#### Task objective
Count up the lines below that include the string "JSON" and report the number by itself.

Data records for software interfaces:
+++

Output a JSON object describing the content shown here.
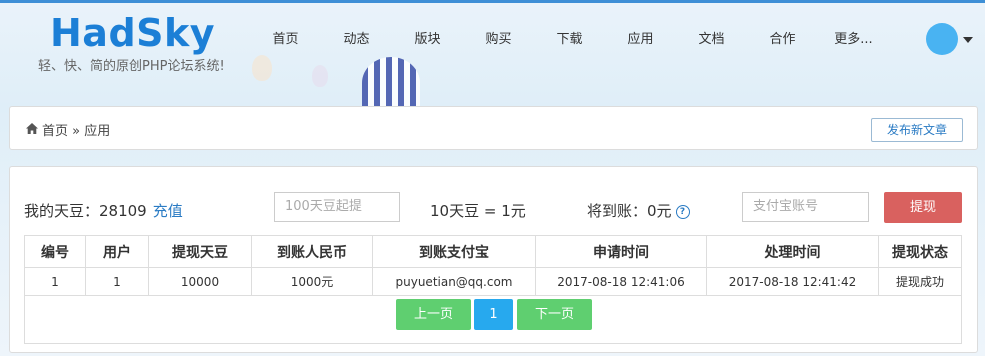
{
  "logo": {
    "title": "HadSky",
    "subtitle": "轻、快、简的原创PHP论坛系统!"
  },
  "nav": [
    "首页",
    "动态",
    "版块",
    "购买",
    "下载",
    "应用",
    "文档",
    "合作",
    "更多..."
  ],
  "breadcrumb": {
    "home": "首页",
    "separator": "»",
    "current": "应用"
  },
  "publish_button": "发布新文章",
  "account": {
    "beans_label": "我的天豆：28109",
    "recharge": "充值",
    "min_placeholder": "100天豆起提",
    "rate": "10天豆 = 1元",
    "arrive": "将到账：0元",
    "alipay_placeholder": "支付宝账号",
    "withdraw_button": "提现"
  },
  "table": {
    "headers": [
      "编号",
      "用户",
      "提现天豆",
      "到账人民币",
      "到账支付宝",
      "申请时间",
      "处理时间",
      "提现状态"
    ],
    "rows": [
      [
        "1",
        "1",
        "10000",
        "1000元",
        "puyuetian@qq.com",
        "2017-08-18 12:41:06",
        "2017-08-18 12:41:42",
        "提现成功"
      ]
    ]
  },
  "pager": {
    "prev": "上一页",
    "current": "1",
    "next": "下一页"
  },
  "colors": {
    "accent": "#1c7fd6",
    "withdraw": "#d9615f",
    "pager_green": "#5fcf70",
    "pager_blue": "#27a9ee",
    "success": "#5cb85c"
  }
}
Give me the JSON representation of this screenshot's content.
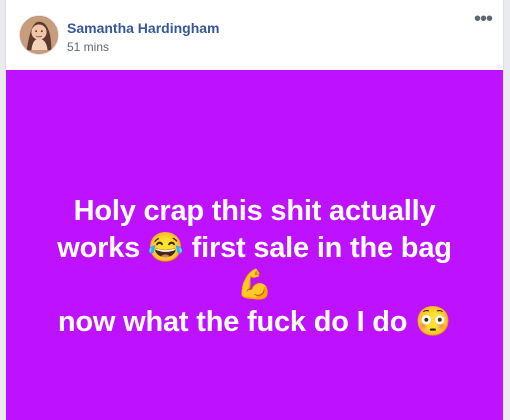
{
  "post": {
    "author": "Samantha Hardingham",
    "timestamp": "51 mins",
    "more_menu": "•••",
    "text": "Holy crap this shit actually\nworks 😂 first sale in the bag 💪\nnow what the fuck do I do 😳",
    "background_color": "#bd11ff"
  },
  "icons": {
    "avatar": "avatar",
    "more": "more-options-icon"
  }
}
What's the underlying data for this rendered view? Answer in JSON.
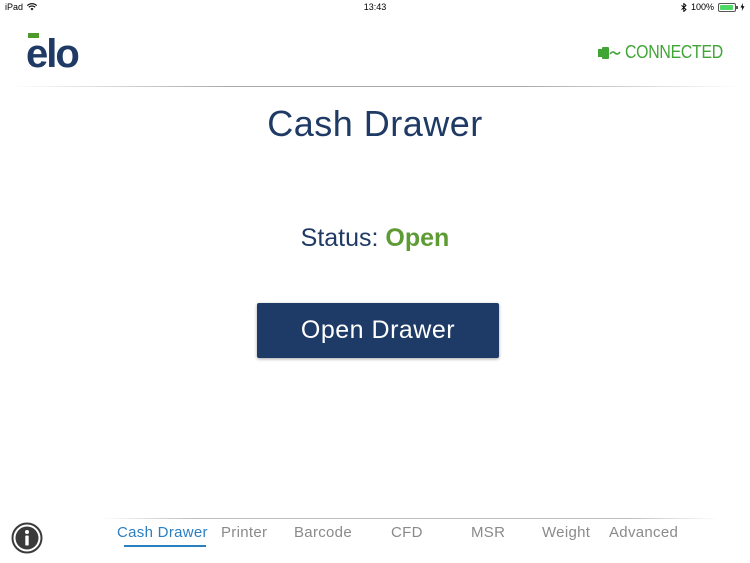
{
  "status_bar": {
    "device": "iPad",
    "time": "13:43",
    "battery": "100%",
    "battery_level": 1.0
  },
  "header": {
    "logo_text": "elo",
    "connection_status": "CONNECTED",
    "connection_icon": "plug-icon",
    "accent_color": "#3fa535"
  },
  "main": {
    "title": "Cash Drawer",
    "status_label": "Status: ",
    "status_value": "Open",
    "status_color": "#5e9b35",
    "open_button_label": "Open Drawer",
    "button_color": "#1e3b68"
  },
  "footer": {
    "info_icon": "info-icon",
    "tabs": [
      {
        "label": "Cash Drawer",
        "active": true
      },
      {
        "label": "Printer",
        "active": false
      },
      {
        "label": "Barcode",
        "active": false
      },
      {
        "label": "CFD",
        "active": false
      },
      {
        "label": "MSR",
        "active": false
      },
      {
        "label": "Weight",
        "active": false
      },
      {
        "label": "Advanced",
        "active": false
      }
    ],
    "active_color": "#2a7fc1"
  }
}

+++

#### Result for this exercise
3